§ **Directions**
Copy, from the data below, each line that has the word "time".
---+---
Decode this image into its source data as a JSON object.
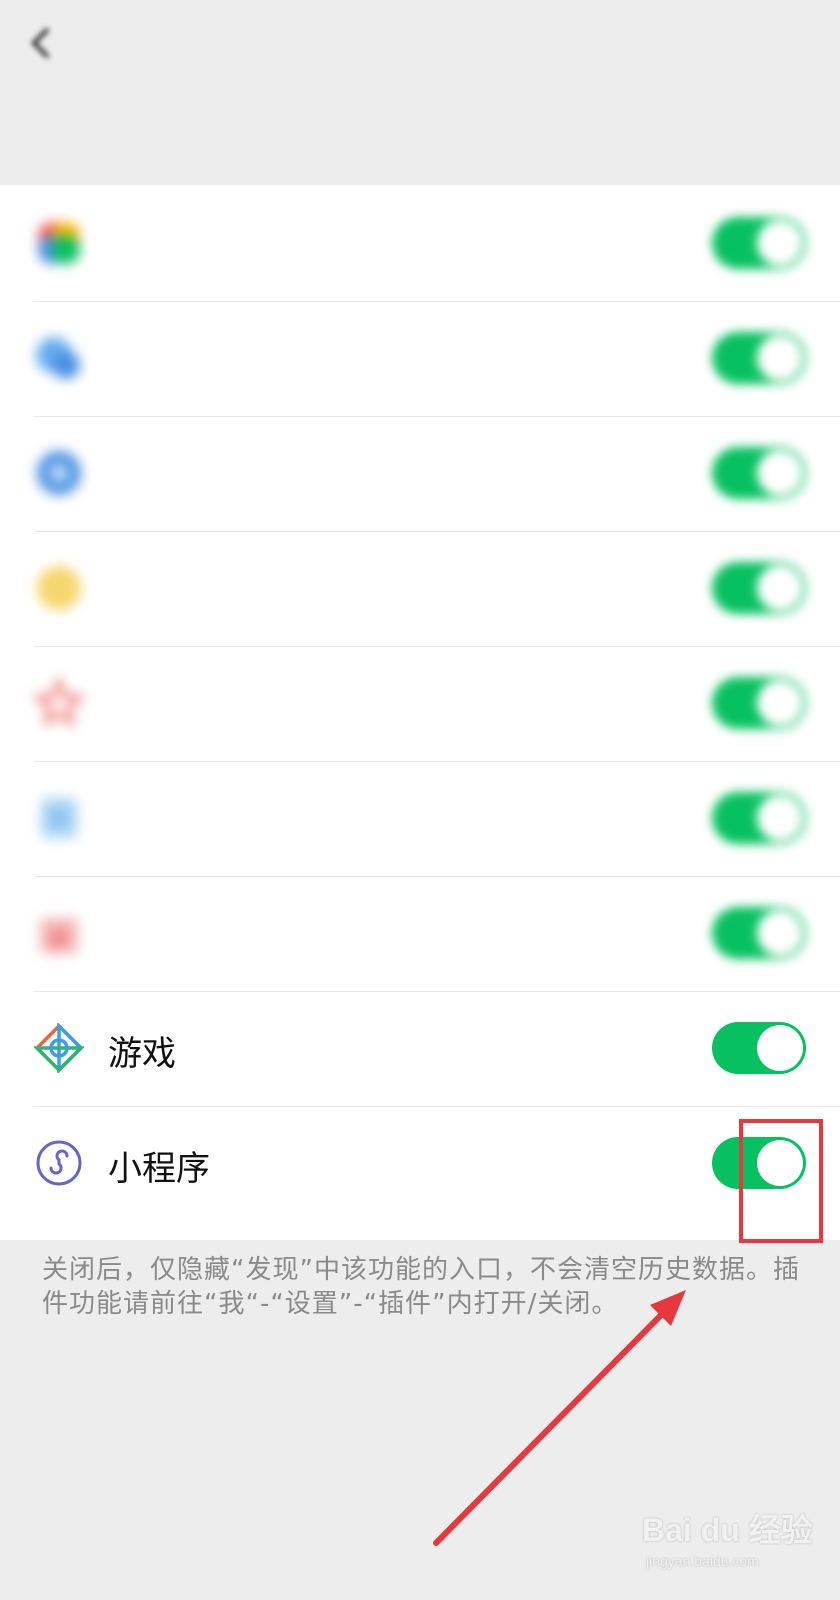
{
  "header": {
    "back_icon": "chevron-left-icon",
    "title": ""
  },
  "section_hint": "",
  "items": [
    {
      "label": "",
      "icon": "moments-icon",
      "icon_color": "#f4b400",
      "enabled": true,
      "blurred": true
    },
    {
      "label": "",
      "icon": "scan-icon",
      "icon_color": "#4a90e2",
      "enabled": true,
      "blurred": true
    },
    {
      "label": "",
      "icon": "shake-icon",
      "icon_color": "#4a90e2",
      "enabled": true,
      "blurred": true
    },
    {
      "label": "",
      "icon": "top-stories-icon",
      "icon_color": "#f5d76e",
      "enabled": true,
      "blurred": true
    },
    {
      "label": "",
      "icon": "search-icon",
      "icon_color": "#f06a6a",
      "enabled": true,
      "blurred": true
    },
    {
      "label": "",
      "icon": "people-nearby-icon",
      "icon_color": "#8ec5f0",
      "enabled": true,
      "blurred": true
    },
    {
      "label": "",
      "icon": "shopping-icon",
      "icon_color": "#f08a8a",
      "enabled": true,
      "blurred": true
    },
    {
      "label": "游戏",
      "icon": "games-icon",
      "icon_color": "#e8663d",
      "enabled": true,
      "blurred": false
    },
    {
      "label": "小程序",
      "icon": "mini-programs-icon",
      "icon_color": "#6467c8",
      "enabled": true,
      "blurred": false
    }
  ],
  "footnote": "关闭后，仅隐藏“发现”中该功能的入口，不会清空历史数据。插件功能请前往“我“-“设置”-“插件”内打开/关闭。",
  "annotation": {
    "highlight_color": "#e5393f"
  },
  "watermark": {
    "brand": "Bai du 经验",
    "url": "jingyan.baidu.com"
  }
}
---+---
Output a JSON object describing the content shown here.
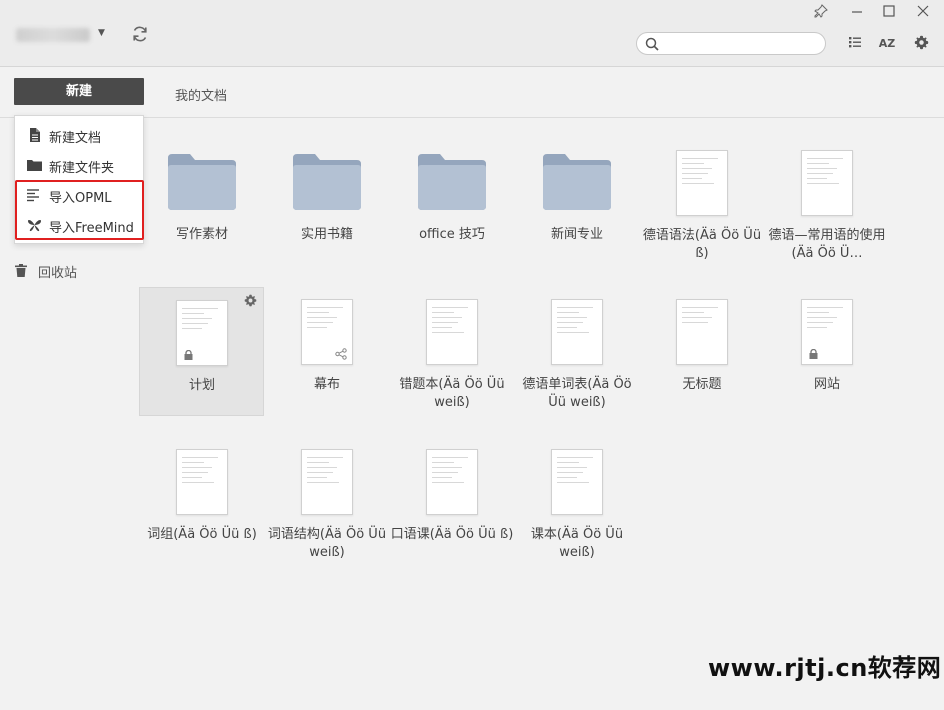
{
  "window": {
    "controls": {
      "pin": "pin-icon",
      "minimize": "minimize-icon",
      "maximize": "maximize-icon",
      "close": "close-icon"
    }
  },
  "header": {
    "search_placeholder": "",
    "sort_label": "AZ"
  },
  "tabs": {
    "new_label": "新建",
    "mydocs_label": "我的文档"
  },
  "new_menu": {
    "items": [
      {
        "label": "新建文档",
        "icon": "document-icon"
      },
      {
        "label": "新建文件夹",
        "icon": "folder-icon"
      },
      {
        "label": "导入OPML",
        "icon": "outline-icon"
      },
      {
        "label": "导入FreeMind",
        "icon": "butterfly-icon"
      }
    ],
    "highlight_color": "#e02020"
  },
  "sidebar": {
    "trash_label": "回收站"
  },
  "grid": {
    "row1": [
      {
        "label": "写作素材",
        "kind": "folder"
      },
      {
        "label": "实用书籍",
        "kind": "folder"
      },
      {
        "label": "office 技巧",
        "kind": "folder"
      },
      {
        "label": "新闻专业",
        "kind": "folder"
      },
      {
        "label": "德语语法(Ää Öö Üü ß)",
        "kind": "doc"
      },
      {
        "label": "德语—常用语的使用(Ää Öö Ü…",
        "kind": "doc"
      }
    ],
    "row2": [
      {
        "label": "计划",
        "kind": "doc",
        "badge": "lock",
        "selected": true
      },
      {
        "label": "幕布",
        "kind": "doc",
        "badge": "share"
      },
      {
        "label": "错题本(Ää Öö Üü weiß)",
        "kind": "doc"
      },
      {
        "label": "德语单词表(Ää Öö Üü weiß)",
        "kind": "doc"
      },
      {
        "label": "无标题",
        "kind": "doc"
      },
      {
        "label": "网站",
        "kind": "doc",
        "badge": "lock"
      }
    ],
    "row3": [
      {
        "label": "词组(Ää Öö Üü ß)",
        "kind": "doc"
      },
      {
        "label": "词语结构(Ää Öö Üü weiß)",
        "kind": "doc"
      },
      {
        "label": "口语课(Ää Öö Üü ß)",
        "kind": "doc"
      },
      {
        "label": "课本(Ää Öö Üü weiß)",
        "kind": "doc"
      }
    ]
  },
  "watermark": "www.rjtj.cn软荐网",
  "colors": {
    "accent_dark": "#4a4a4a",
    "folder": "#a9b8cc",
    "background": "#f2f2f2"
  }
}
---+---
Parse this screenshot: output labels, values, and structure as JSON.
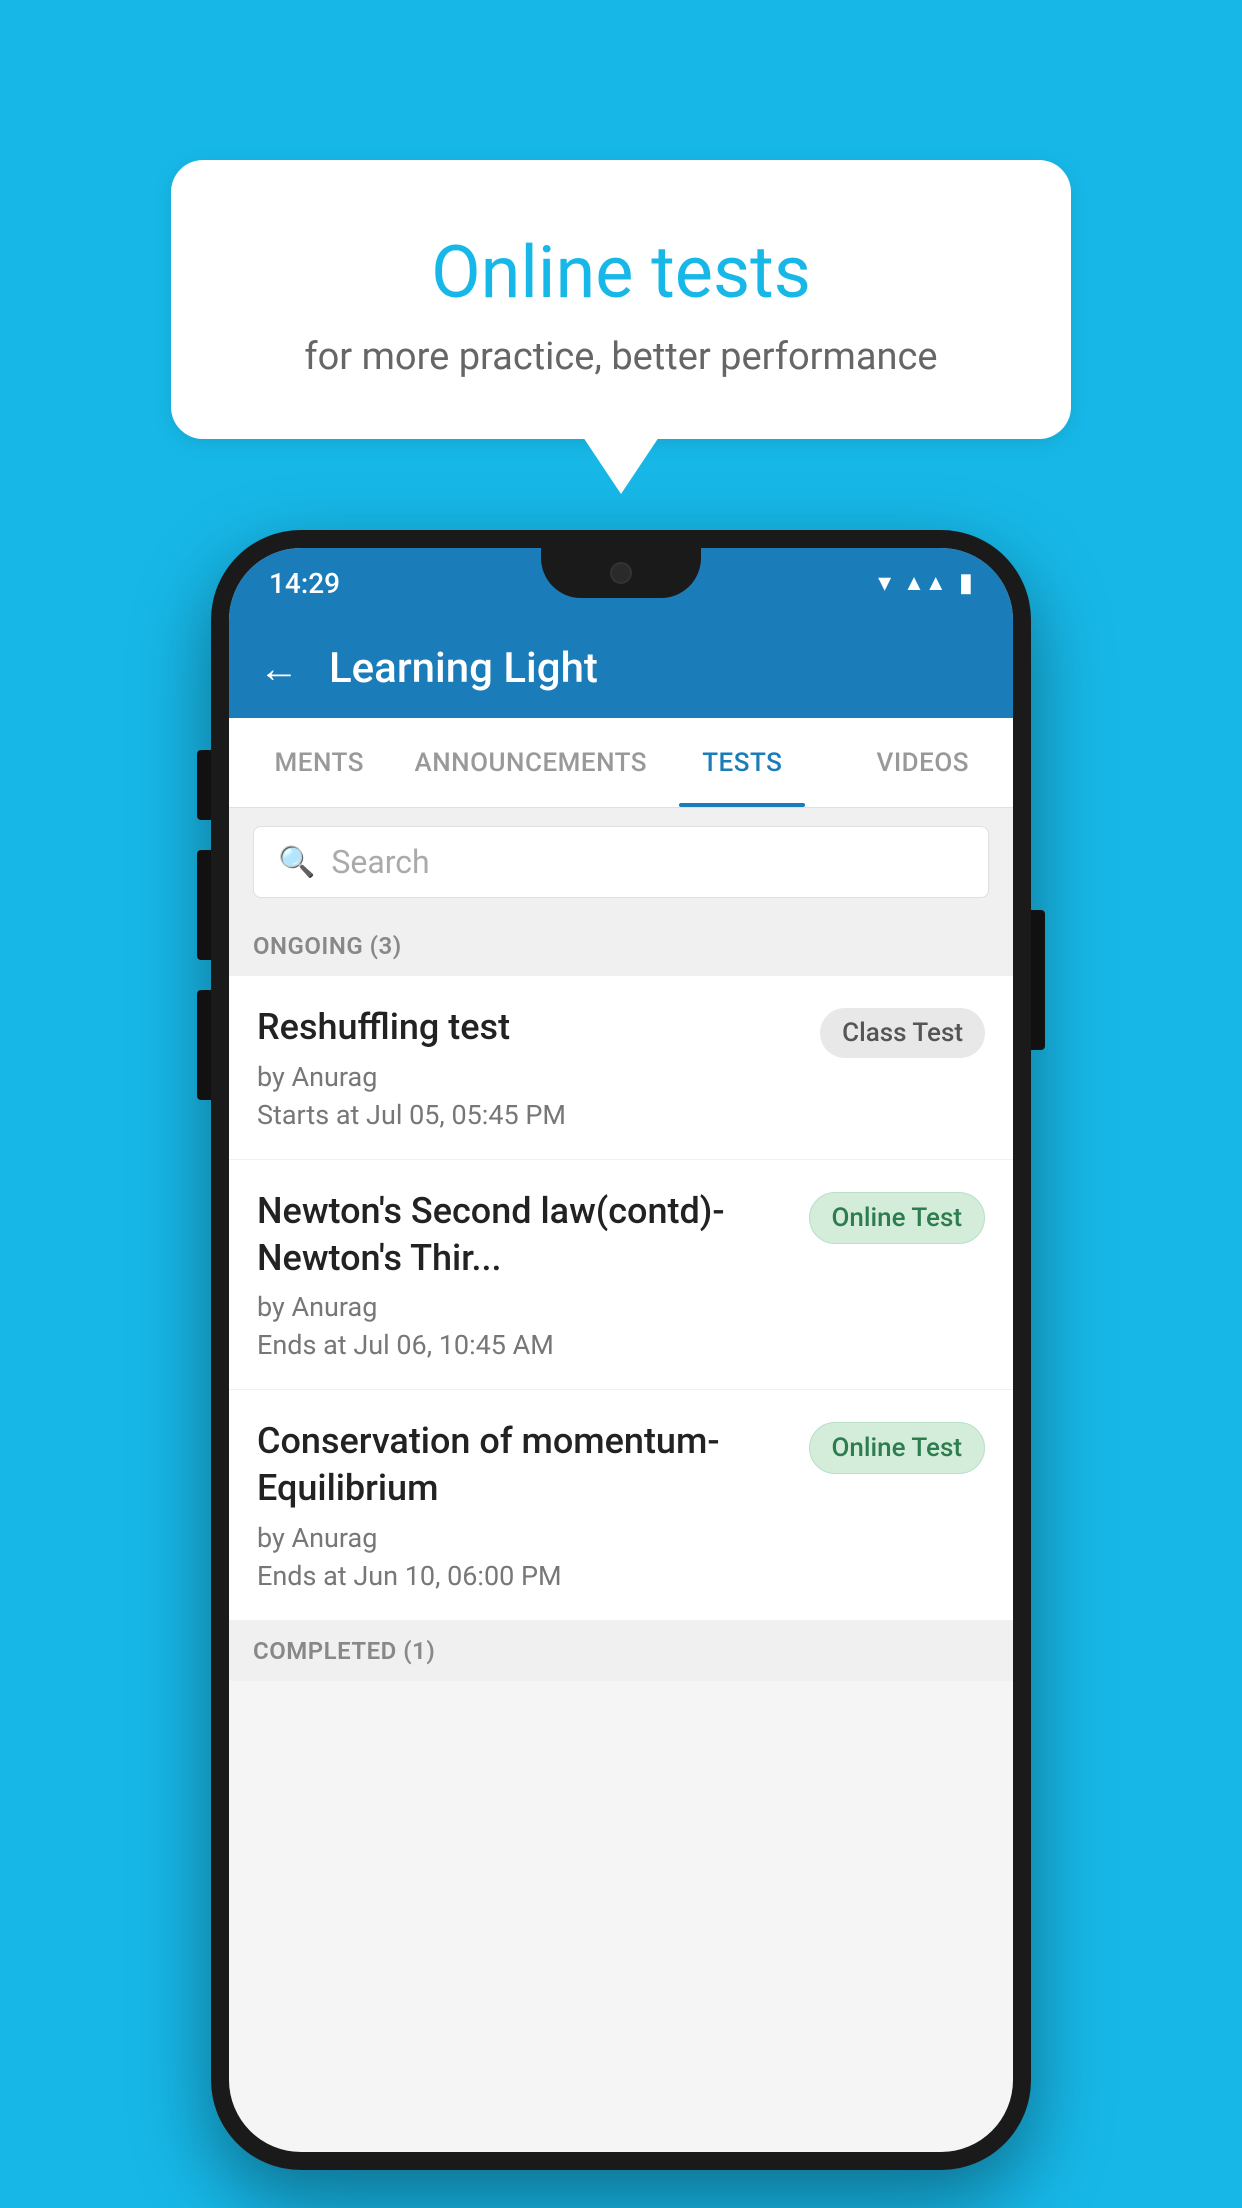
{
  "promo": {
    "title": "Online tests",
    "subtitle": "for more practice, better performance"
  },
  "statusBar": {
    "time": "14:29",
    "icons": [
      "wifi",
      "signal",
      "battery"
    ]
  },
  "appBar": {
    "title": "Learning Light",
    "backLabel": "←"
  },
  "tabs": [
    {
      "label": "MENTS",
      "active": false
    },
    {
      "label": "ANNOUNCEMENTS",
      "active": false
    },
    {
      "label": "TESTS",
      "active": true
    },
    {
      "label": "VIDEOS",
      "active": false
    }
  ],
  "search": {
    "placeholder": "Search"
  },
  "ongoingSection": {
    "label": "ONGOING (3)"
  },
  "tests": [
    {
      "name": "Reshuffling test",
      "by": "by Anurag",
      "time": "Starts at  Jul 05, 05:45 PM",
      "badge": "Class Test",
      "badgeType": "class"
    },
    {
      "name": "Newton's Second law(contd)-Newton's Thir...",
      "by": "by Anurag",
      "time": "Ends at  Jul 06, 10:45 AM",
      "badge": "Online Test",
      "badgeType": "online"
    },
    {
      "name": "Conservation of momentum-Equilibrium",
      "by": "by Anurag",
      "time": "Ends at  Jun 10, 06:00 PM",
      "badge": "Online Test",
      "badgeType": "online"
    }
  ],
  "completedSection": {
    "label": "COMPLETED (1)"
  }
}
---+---
§ **Written solution**
    "time": "14:29",
      "time": "Starts at  Jul 05, 05:45 PM",
      "time": "Ends at  Jul 06, 10:45 AM",
      "time": "Ends at  Jun 10, 06:00 PM",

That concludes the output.